*** Data in this exercise Section Begins ***
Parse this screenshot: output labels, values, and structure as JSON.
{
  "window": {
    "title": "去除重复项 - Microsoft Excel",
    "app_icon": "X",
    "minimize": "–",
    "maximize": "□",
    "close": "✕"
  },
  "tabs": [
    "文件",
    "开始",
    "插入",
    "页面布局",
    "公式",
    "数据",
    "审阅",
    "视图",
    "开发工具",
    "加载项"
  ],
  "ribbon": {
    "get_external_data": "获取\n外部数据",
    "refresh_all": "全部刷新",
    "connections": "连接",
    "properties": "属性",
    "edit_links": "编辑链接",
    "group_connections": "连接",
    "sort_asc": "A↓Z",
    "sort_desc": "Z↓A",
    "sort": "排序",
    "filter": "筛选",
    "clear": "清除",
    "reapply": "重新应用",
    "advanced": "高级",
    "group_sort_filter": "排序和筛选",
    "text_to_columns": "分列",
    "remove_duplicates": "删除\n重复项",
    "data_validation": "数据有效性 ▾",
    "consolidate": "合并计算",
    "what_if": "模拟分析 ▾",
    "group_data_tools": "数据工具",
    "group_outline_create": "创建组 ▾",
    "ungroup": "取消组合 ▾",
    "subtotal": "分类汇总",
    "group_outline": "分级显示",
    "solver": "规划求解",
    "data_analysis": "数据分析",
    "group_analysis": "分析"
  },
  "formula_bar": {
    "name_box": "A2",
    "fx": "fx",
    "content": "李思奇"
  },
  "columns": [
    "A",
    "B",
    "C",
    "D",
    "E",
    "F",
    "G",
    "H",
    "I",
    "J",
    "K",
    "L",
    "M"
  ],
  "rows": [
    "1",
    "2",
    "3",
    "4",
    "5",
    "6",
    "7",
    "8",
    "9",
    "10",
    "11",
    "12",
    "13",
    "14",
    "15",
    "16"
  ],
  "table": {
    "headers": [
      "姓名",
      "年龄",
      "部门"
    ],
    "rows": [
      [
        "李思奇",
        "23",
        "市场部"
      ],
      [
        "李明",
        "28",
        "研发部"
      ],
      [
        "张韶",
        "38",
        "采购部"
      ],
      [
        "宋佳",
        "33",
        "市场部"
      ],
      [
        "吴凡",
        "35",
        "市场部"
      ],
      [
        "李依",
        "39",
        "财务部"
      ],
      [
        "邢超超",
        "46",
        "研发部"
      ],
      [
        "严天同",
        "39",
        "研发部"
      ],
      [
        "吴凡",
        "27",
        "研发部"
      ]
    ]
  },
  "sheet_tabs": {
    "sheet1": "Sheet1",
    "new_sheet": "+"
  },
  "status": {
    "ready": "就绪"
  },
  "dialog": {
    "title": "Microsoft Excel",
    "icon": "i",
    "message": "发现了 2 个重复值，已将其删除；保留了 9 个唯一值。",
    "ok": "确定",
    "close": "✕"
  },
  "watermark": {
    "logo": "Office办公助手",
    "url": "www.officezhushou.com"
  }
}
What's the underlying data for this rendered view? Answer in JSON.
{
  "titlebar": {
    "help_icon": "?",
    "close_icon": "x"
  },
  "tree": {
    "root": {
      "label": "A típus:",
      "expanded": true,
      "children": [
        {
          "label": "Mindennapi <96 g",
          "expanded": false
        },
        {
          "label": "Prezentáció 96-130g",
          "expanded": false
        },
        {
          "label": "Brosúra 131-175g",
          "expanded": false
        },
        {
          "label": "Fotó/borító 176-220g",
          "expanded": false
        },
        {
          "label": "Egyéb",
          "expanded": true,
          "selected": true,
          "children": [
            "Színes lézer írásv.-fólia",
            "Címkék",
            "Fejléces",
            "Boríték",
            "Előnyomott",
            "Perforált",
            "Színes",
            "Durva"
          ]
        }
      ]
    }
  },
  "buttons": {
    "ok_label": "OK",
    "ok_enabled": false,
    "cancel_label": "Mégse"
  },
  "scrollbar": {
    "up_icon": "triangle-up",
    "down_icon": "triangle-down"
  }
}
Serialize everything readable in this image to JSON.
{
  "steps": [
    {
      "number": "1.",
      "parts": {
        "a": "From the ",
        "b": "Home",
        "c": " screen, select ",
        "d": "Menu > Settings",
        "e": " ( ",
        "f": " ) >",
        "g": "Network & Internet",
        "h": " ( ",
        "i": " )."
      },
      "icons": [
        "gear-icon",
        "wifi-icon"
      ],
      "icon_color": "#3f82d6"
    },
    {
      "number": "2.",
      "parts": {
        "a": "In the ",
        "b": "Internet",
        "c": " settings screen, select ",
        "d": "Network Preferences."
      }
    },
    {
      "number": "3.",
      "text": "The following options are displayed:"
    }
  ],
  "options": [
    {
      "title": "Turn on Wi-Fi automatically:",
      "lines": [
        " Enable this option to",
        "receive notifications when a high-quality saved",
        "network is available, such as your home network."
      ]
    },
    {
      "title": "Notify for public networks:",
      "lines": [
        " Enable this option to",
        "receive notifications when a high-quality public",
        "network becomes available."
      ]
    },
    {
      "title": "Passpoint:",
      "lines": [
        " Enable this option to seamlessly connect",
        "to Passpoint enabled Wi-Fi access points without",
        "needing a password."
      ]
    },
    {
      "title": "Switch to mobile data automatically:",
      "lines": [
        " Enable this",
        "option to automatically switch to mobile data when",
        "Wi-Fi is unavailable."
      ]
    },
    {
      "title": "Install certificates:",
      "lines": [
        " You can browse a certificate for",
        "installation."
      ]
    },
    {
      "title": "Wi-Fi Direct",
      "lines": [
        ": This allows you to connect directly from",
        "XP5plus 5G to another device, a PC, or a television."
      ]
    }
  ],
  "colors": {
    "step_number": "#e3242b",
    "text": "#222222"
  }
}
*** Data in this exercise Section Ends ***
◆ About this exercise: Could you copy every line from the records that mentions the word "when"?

◆ Answer area:
        "receive notifications when a high-quality saved",
        "receive notifications when a high-quality public",
        "option to automatically switch to mobile data when",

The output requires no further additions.